Coronavirus (COVID-19) Notice
Although most refuge lands and outdoor spaces have remained open for the public to enjoy, we ask that you do the following:

  • Check local conditions on this website and call ahead for current information. Operations vary based on local public health conditions.
  • Face masks are required in all federal buildings and on all federal lands.
  • Maintain a safe distance between yourself and other groups.
  • Wash your hands often with soap and water for at least 20 seconds
  • Avoid touching your eyes, nose and mouth
  • Cover your mouth and nose when you cough or sneeze
  • Most importantly, stay home if you feel sick


Features

  • Burrowing Owl Promo

    Burrowing Owls

    Looking for all the world like a child's cute stuffed toy, burrowing owls are beloved residents of the shrub-steppe.

    Burrowing Owls

  • Badger Promo

    Badgers

    Tough, grizzled, occasionally grouchy, the badger is the curmudgeon next door—gruff but a good guy with an interesting life story to tell.

    Badgers

  • Mule Deer Promo

    Mule Deer Photo Gallery

    You'll see a lot of mule deer here. There's a good reason for that—Umatilla has one of the most impressive mule deer herds found anywhere.

    Mule Deer Photo Gallery

The Seasons

Spring Is Here

Long-billed Curlew

As the days start to get warm and longer, be on the lookout for Umatilla's many spring-time visitors. The long-billed curlews arrive in March and begin preparing to nest; look for them foraging in the farm fields and in the flat grassy areas of the refuge. While curlews may be the star of the show, many other spring-time birds can be found, including western meadowlarks and Say's phoebes. The colorful birds of spring may be what catches your eye, but don't forget to look down! Wildflowers are starting to bloom, as well, and dot the ground with beautiful bursts of color. Oregon sunshine are a small yellow flower blooming now and long-leafed phlox in a light purple will soon follow. Whatever spring-time beacon you are in search of, you can find it on your visit to Umatilla NWR.

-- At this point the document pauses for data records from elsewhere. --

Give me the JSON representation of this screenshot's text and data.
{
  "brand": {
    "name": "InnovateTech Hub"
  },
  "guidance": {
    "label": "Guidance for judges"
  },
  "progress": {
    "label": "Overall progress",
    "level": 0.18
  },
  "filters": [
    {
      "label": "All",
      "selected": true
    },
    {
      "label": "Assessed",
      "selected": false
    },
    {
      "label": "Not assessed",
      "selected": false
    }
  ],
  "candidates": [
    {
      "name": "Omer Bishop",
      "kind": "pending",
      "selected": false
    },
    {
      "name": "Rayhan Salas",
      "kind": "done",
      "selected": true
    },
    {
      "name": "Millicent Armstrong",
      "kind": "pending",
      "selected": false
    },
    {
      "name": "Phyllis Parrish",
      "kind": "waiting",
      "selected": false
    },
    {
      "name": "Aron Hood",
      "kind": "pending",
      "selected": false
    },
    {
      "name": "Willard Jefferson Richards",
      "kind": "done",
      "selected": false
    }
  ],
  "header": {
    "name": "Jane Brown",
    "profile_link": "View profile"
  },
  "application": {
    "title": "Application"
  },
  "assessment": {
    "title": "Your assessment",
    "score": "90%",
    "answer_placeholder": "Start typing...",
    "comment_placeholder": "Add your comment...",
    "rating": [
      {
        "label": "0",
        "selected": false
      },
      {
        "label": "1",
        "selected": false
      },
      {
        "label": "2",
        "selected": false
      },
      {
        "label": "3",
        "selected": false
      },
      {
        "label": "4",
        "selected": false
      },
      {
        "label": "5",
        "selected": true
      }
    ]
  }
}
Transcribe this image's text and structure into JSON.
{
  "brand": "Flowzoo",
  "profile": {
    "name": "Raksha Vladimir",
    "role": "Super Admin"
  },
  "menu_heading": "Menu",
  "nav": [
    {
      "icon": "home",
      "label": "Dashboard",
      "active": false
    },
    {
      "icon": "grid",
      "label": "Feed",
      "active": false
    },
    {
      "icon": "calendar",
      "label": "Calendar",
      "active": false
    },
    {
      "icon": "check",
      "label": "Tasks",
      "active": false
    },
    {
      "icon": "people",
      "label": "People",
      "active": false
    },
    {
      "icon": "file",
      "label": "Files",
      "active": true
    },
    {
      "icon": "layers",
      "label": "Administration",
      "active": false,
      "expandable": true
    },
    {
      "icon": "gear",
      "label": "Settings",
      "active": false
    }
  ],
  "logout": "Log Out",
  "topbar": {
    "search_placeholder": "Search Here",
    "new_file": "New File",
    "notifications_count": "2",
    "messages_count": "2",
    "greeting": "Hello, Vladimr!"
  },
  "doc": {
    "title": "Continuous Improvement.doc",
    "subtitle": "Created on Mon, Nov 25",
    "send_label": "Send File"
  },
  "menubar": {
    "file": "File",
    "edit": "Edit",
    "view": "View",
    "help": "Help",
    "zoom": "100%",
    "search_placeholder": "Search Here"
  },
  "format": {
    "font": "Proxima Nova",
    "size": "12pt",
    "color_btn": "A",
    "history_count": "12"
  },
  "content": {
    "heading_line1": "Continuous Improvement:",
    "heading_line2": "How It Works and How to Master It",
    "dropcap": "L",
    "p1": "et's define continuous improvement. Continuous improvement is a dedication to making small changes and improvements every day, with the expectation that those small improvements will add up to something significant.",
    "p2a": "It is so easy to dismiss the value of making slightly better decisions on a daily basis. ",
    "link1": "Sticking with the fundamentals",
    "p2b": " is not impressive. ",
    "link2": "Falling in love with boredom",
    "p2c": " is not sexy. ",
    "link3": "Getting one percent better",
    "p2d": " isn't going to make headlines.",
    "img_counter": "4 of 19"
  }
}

Duck Hanky Panky

Crazy Duck

See a duck behaving oddly between December and April? You’re likely catching ducks in the act of courtship! Mallards rapidly pumping their heads up and down? How about males raising their bodies out of the water, pulling their heads up and whistling, then grunting? Often a bunch of males do this together to show off to females. Common goldeneye males throw their heads violently backwards to bounce of their backs while giving a little kick. Northern shovelers engage in exciting aerial displays as they erratically twist, dip and circle. In the water, shoveler drakes bill-jerk and neck-stretch to impress the girls. These elaborate courtship rituals encourage cooperation in choosing to pair.

Enjoy

Watching Wildlife

Watching Wildlife

Want to see more animals on your trip to Umatilla National Wildlife Refuge? Here are some tips from the "experts."

Watching Wildlife

About the Complex

Mid-Columbia River National Wildlife Refuge Complex

Umatilla National Wildlife Refuge is managed as part of the Mid-Columbia River National Wildlife Refuge Complex.

Read more about the complex
About the NWRS

National Wildlife Refuge System

NWRS Logo

The National Wildlife Refuge System, within the U.S. Fish and Wildlife Service, manages a national network of lands and waters set aside to conserve America's fish, wildlife, and plants.

Learn more about the NWRS